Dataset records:

————

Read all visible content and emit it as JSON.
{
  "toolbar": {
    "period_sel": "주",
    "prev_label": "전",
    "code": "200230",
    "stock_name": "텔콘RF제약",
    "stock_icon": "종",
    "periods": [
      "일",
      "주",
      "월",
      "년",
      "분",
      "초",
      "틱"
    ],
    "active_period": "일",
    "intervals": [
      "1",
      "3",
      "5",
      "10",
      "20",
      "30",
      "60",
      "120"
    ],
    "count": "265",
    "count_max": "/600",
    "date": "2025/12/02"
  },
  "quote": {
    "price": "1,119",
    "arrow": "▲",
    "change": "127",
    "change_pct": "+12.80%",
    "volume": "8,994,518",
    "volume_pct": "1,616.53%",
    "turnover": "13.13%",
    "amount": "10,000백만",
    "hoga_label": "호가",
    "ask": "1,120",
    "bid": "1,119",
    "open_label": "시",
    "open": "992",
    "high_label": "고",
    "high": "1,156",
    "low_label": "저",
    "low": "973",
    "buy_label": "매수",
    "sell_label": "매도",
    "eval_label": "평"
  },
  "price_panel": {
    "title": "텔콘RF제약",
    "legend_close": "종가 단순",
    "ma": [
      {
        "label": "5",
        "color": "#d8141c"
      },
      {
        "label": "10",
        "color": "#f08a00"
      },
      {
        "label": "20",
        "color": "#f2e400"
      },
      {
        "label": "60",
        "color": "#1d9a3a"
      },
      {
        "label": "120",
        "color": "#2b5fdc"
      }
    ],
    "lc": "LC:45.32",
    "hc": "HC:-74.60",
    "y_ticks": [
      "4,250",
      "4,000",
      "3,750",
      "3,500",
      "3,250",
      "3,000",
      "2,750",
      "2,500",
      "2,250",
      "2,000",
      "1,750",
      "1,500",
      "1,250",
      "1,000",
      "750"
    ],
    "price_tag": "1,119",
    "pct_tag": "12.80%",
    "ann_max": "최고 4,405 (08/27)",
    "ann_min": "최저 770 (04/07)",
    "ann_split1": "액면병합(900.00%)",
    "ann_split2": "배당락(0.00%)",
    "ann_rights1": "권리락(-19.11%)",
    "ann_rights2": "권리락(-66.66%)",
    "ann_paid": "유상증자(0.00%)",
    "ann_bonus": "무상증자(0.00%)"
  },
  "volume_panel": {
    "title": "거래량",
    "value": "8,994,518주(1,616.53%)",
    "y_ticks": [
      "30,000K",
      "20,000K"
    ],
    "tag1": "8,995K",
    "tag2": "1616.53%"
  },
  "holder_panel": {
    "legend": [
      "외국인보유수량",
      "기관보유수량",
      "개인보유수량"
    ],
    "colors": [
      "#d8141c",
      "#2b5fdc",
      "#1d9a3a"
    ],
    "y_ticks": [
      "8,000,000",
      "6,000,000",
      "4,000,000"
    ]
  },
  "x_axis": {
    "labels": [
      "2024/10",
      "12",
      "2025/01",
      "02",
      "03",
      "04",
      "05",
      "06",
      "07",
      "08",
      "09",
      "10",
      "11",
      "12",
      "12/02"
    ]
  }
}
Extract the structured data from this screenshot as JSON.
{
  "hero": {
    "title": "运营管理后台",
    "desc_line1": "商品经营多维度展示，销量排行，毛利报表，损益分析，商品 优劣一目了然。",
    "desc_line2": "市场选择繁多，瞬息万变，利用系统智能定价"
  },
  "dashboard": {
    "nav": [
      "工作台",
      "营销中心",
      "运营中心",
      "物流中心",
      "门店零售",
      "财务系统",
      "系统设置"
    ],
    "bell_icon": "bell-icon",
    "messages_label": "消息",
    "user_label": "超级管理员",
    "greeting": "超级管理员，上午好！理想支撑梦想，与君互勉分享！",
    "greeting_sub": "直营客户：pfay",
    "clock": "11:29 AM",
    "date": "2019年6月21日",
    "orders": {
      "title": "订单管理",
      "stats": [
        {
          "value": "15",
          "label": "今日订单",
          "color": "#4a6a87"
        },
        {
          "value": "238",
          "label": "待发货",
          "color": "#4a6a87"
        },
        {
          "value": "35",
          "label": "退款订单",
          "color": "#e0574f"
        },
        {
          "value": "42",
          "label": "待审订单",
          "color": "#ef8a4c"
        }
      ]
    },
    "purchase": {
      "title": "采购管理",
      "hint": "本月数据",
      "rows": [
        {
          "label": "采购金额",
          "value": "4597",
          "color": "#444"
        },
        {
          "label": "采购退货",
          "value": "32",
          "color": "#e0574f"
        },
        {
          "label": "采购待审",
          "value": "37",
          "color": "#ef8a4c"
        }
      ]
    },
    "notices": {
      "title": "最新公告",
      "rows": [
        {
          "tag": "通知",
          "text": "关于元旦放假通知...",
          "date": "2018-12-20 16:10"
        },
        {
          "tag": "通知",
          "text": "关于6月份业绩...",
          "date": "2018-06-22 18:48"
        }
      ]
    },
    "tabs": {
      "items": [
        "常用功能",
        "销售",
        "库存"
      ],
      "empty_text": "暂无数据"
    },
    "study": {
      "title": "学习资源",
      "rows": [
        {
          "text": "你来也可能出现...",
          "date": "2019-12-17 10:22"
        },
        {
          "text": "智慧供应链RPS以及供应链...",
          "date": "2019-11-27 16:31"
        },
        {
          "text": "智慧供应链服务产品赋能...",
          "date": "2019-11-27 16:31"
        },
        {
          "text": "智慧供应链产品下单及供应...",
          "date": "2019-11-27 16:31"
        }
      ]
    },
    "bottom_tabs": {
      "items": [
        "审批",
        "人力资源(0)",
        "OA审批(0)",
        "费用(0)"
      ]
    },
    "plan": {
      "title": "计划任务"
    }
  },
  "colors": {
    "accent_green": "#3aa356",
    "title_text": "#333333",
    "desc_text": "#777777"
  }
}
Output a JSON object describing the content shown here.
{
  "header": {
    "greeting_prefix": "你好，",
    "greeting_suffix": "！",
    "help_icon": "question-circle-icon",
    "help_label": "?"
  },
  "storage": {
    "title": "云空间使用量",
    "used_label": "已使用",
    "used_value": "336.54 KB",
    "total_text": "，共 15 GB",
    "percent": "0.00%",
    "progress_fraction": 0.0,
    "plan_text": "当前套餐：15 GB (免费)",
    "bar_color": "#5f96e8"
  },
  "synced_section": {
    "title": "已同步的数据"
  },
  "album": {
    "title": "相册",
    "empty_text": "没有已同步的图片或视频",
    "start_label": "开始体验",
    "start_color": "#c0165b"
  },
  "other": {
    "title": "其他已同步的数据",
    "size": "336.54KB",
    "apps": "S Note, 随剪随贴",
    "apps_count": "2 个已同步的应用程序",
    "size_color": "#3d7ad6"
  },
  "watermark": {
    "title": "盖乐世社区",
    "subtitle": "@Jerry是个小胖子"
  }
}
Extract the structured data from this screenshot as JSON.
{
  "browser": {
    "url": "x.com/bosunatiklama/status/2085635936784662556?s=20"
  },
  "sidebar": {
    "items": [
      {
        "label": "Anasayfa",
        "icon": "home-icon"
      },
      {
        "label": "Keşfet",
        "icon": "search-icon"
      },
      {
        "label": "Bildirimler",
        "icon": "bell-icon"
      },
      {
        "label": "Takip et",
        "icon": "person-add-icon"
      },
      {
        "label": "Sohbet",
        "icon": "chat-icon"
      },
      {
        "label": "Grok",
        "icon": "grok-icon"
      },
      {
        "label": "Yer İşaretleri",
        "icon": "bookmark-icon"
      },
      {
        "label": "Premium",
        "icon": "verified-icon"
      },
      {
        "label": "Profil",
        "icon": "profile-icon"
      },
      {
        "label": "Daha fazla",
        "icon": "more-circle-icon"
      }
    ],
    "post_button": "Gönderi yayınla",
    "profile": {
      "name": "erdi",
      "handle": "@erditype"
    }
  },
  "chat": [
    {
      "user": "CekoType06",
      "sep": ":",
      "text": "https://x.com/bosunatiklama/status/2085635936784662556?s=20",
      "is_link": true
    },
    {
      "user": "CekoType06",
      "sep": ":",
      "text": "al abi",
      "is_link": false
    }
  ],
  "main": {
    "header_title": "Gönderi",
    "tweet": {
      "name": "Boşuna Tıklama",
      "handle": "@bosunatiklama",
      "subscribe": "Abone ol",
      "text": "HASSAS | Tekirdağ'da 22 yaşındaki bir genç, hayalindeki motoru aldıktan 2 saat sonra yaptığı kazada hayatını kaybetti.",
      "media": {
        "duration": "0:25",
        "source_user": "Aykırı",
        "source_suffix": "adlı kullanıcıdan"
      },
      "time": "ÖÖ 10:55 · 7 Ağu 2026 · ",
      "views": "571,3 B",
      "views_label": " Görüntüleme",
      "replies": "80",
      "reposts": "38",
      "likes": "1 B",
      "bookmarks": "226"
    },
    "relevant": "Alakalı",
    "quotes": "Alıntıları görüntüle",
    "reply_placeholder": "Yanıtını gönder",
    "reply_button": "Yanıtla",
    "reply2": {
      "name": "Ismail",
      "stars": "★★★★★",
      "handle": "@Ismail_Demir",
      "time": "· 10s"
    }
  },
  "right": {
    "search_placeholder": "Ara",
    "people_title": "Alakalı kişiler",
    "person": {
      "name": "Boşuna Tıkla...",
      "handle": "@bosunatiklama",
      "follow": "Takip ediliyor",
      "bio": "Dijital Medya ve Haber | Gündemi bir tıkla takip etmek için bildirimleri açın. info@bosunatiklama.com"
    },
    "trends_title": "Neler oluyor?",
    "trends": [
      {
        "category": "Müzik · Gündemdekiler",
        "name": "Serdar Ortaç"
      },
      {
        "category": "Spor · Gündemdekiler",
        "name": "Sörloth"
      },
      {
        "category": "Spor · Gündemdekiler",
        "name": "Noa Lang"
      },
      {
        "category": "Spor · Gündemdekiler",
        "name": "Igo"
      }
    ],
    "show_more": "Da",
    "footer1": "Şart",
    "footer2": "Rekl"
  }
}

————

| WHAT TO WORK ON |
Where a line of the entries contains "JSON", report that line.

| ANSWER SPACE |
Read all visible content and emit it as JSON.
Extract the structured data from this screenshot as JSON.
Output a JSON object describing the content shown here.
Extract the structured data from this screenshot as JSON.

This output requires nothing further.